Mehman-Parast also described the US support for terrorist groups across the world, including the anti-Iran terrorist Mojahedin-e Khalq Organization (MKO) and Jundollah, as yet another indication of Washington's belligerent and aggressive foreign policy, which he said aims to exert pressure on independent countries like Iran.
Many analysts believe that the US is seeking to defeat its adversaries through various illegitimate means, including training and supporting terrorist groups. Washington has funded, reorganized and backed up several terrorist organizations along Iran's borders in the last three decades.
Iran, located at the crossroad of international drug smuggling from Afghanistan to Europe, has taken new security measures in its border provinces following several attacks by terrorists and drug traffickers at its Eastern and Western borders.
A majority of insecurities at Iran's Eastern borders pertain to the operations conducted by the terrorist Jundollah group in recent years, but after Iran arrested a large number of its members and hanged its leaders, the US-backed group was dismantled.
Jundollah is the main terrorist cell operating in Southeastern Iran. Tehran has arrested a majority of its members and executed its number one and number two men.
After Iran arrested Abdolmalek Rigi, the ringleader of Jundollah, in late February, the criminal ringleader confessed that he was traveling to Bishkek to meet with a high-ranking US official at a nearby military base to discuss new terrorist attacks on Iranian territory. Rigi was executed in June.
But in November 2011, Iran's Police Chief Brigadier General Esmayeel Ahmadi Moqaddam warned that Washington and London are trying to revive Jundollah after the group lost most of its power due to the strong measures adopted by the Iranian Police.
"These services have spent a great amount of money on Rigi's group as they feel compelled to make efforts to revive and reorganize it," Ahmadi Moqaddam said at the time.
"If the terror group still lacks the intended capability, they will engineer another group since they seek to harm our Islamic system and create rifts among Sunni and Shiite followers," he noted.

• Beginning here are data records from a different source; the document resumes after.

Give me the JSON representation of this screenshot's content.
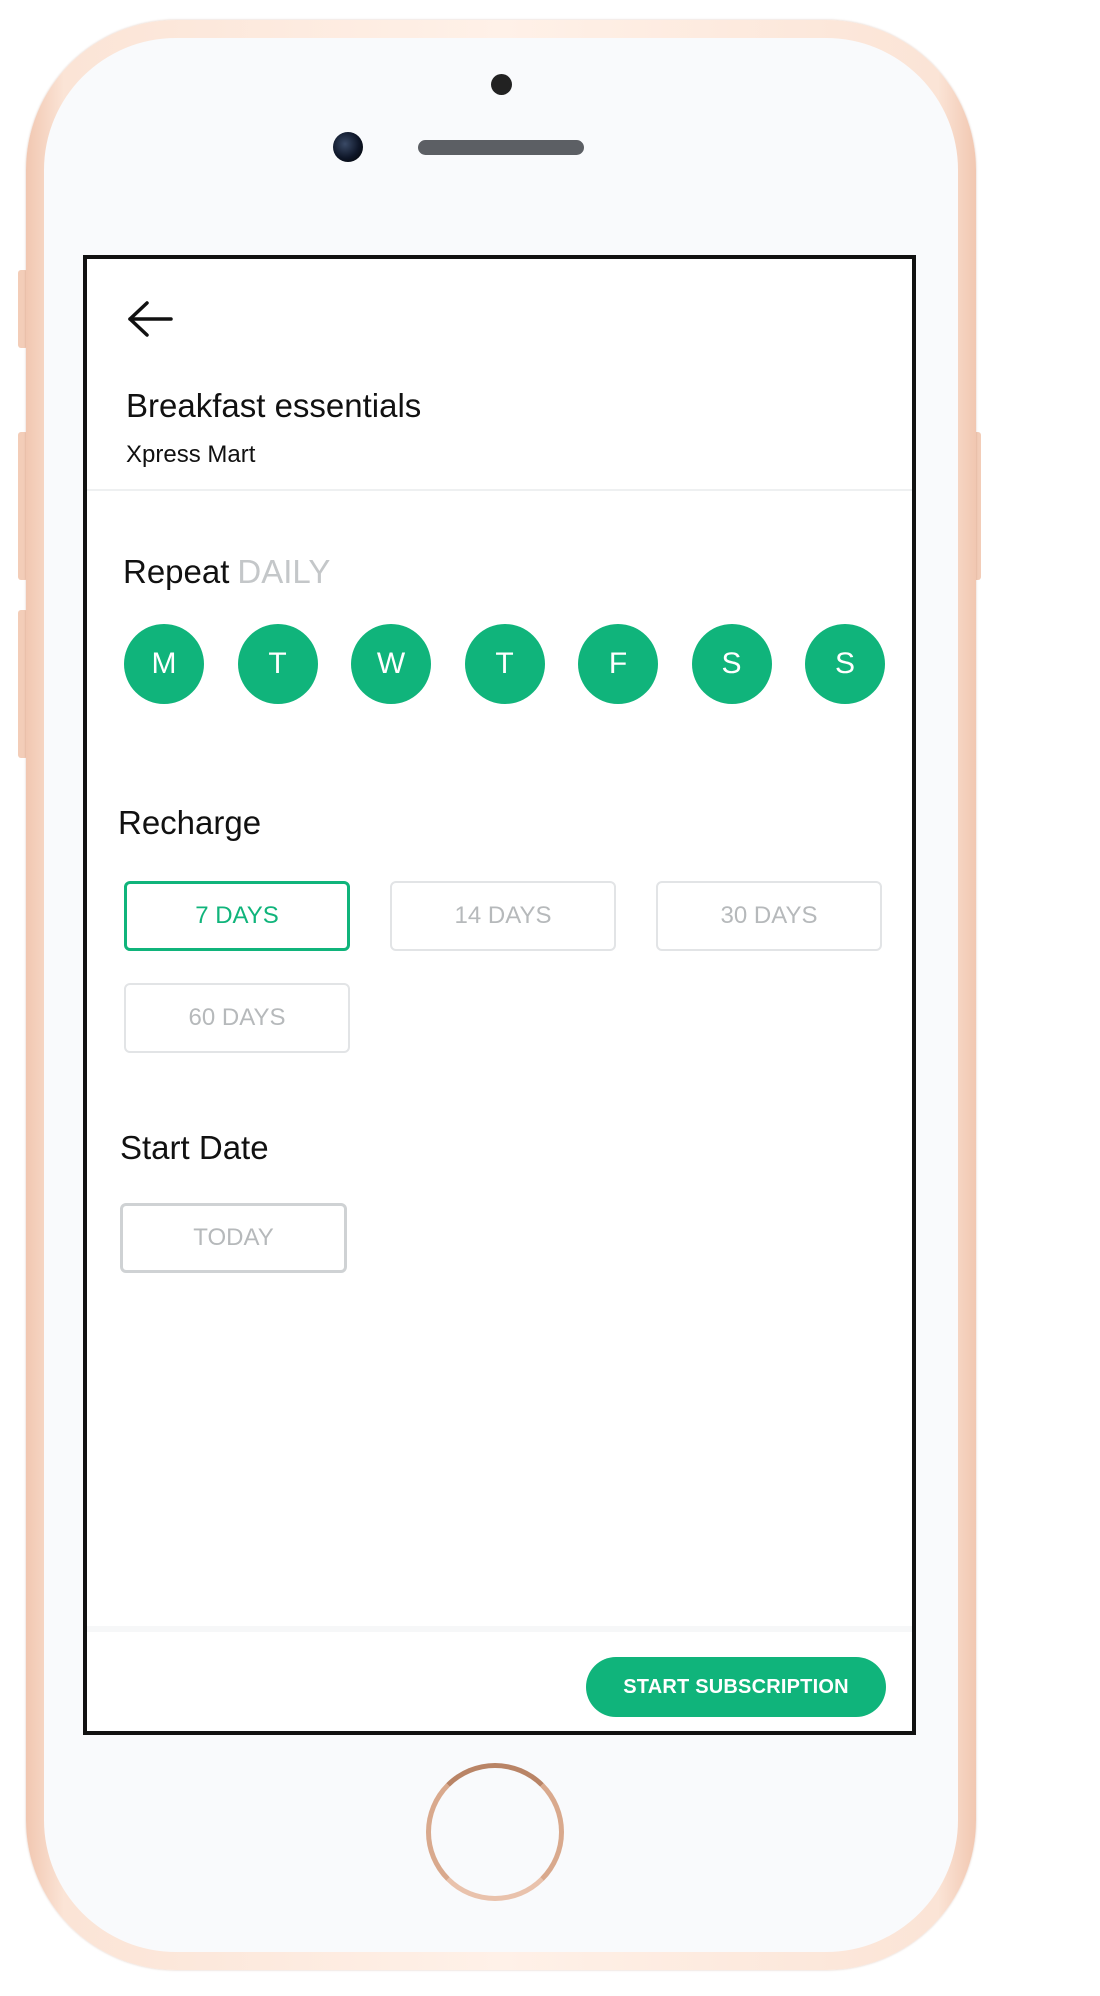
{
  "header": {
    "back_icon": "arrow-left-icon",
    "title": "Breakfast essentials",
    "store": "Xpress Mart"
  },
  "repeat": {
    "label": "Repeat",
    "value": "DAILY",
    "days": [
      "M",
      "T",
      "W",
      "T",
      "F",
      "S",
      "S"
    ],
    "active_color": "#10b47b"
  },
  "recharge": {
    "label": "Recharge",
    "options": [
      "7 DAYS",
      "14 DAYS",
      "30 DAYS",
      "60 DAYS"
    ],
    "selected": "7 DAYS"
  },
  "start_date": {
    "label": "Start Date",
    "value": "TODAY"
  },
  "footer": {
    "cta_label": "START SUBSCRIPTION"
  },
  "colors": {
    "accent": "#10b47b",
    "muted_text": "#b6b9bb",
    "phone_frame": "#f6d6c4"
  }
}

Meantime, the Iranian police chief said that the Iranian security and police forces have inflicted serious harm on the terrorist group and the group has lost many of its members.
The Jundollah group has claimed responsibility for numerous terrorist attacks in Iran. The group has carried out mass murder, armed robbery, kidnapping, acts of sabotage and bombings. They have targeted civilians and government officials as well as all ranks of Iran's military.
In one of the worst cases, the terrorist group killed 22 citizens and abducted 7 more in the Tasouki region on a road linking the southeastern city of Zahedan to another provincial town.
In 2007, Jundollah kidnapped 30 people in the Sistan and Balouchestan province and took them to the neighboring Pakistan.
Jundollah claimed responsibility the same year for an attack on an Islamic Revolution Guards Corps (IRGC) bus in which 11 IRGC personnel were killed.
In another crime in October 2009, the Pakistan-based terrorist Jundollah group claimed responsibility for a deadly attack in the Sistan and Balouchestan province which killed 42 people among them a group of senior military commanders, including Lieutenant Commander of the IRGC Ground Force Brigadier General Nourali Shoushtari.